Dataset rows for apps and sites:

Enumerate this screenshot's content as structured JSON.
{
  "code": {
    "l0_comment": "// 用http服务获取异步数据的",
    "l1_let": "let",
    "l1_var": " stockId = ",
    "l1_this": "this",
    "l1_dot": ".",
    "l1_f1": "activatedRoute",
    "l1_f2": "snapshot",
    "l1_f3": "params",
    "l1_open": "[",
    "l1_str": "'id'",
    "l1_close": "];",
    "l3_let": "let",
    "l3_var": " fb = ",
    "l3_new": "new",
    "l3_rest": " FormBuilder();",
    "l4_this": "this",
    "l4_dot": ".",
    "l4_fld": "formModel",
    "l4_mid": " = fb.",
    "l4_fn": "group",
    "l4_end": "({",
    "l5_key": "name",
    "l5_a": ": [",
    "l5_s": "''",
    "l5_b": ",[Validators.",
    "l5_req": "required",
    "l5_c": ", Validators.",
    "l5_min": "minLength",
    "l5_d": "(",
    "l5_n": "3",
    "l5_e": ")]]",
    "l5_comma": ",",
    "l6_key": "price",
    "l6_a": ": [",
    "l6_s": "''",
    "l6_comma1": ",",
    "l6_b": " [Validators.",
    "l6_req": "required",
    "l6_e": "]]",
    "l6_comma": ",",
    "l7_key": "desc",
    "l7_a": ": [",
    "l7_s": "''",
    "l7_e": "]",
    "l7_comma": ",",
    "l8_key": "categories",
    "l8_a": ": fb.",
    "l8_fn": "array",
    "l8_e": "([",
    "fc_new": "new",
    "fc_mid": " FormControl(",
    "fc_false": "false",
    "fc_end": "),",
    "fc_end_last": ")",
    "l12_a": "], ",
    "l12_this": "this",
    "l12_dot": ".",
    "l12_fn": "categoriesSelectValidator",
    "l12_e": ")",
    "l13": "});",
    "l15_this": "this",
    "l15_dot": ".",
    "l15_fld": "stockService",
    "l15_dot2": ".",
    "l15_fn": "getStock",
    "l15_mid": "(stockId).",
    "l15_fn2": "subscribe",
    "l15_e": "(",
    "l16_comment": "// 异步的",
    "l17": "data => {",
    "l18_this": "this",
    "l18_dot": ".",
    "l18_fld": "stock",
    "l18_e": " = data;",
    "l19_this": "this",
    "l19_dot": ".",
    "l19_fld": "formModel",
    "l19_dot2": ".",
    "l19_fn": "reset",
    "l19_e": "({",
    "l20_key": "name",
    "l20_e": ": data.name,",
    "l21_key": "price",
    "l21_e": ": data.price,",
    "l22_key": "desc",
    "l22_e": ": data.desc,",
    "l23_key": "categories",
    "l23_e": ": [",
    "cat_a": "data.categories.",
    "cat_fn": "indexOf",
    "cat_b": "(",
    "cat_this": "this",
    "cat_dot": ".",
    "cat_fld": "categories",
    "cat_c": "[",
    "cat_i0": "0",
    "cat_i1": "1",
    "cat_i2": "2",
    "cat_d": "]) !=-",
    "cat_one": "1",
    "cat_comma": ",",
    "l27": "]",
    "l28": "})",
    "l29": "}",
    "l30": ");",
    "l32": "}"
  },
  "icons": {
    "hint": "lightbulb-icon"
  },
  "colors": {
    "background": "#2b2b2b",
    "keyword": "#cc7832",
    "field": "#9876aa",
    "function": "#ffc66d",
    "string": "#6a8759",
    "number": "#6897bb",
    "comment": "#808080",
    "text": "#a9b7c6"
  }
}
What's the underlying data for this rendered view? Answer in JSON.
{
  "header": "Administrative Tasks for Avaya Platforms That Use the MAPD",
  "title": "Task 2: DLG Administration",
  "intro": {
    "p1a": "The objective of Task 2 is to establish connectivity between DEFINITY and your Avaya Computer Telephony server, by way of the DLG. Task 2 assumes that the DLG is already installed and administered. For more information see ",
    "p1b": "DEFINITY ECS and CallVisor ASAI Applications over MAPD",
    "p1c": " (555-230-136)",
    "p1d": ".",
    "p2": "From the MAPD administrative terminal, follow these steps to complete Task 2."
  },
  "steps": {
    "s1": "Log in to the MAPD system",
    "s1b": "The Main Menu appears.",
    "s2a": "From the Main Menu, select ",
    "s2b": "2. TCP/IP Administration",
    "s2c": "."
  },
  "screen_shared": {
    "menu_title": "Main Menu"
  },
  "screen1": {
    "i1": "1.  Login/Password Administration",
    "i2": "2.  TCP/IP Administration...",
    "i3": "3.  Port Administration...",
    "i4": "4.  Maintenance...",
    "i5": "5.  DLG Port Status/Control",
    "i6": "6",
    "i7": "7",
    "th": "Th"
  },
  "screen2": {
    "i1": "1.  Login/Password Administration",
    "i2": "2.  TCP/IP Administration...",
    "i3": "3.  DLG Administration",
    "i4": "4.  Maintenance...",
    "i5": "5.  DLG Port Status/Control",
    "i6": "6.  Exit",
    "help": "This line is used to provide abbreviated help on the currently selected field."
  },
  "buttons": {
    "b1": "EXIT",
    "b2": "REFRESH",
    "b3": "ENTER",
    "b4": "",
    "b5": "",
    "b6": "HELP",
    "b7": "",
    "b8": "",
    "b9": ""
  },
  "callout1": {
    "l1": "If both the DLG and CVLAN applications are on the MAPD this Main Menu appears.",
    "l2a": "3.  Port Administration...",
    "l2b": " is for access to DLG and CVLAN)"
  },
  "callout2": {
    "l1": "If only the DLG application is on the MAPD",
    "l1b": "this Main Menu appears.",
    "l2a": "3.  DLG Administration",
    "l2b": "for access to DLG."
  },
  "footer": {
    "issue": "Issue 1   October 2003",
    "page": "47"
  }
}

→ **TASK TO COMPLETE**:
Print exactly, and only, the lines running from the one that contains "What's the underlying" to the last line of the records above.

→ **RESPONSE TO THE TASK**:
What's the underlying data for this rendered view? Answer in JSON.
{
  "header": "Administrative Tasks for Avaya Platforms That Use the MAPD",
  "title": "Task 2: DLG Administration",
  "intro": {
    "p1a": "The objective of Task 2 is to establish connectivity between DEFINITY and your Avaya Computer Telephony server, by way of the DLG. Task 2 assumes that the DLG is already installed and administered. For more information see ",
    "p1b": "DEFINITY ECS and CallVisor ASAI Applications over MAPD",
    "p1c": " (555-230-136)",
    "p1d": ".",
    "p2": "From the MAPD administrative terminal, follow these steps to complete Task 2."
  },
  "steps": {
    "s1": "Log in to the MAPD system",
    "s1b": "The Main Menu appears.",
    "s2a": "From the Main Menu, select ",
    "s2b": "2. TCP/IP Administration",
    "s2c": "."
  },
  "screen_shared": {
    "menu_title": "Main Menu"
  },
  "screen1": {
    "i1": "1.  Login/Password Administration",
    "i2": "2.  TCP/IP Administration...",
    "i3": "3.  Port Administration...",
    "i4": "4.  Maintenance...",
    "i5": "5.  DLG Port Status/Control",
    "i6": "6",
    "i7": "7",
    "th": "Th"
  },
  "screen2": {
    "i1": "1.  Login/Password Administration",
    "i2": "2.  TCP/IP Administration...",
    "i3": "3.  DLG Administration",
    "i4": "4.  Maintenance...",
    "i5": "5.  DLG Port Status/Control",
    "i6": "6.  Exit",
    "help": "This line is used to provide abbreviated help on the currently selected field."
  },
  "buttons": {
    "b1": "EXIT",
    "b2": "REFRESH",
    "b3": "ENTER",
    "b4": "",
    "b5": "",
    "b6": "HELP",
    "b7": "",
    "b8": "",
    "b9": ""
  },
  "callout1": {
    "l1": "If both the DLG and CVLAN applications are on the MAPD this Main Menu appears.",
    "l2a": "3.  Port Administration...",
    "l2b": " is for access to DLG and CVLAN)"
  },
  "callout2": {
    "l1": "If only the DLG application is on the MAPD",
    "l1b": "this Main Menu appears.",
    "l2a": "3.  DLG Administration",
    "l2b": "for access to DLG."
  },
  "footer": {
    "issue": "Issue 1   October 2003",
    "page": "47"
  }
}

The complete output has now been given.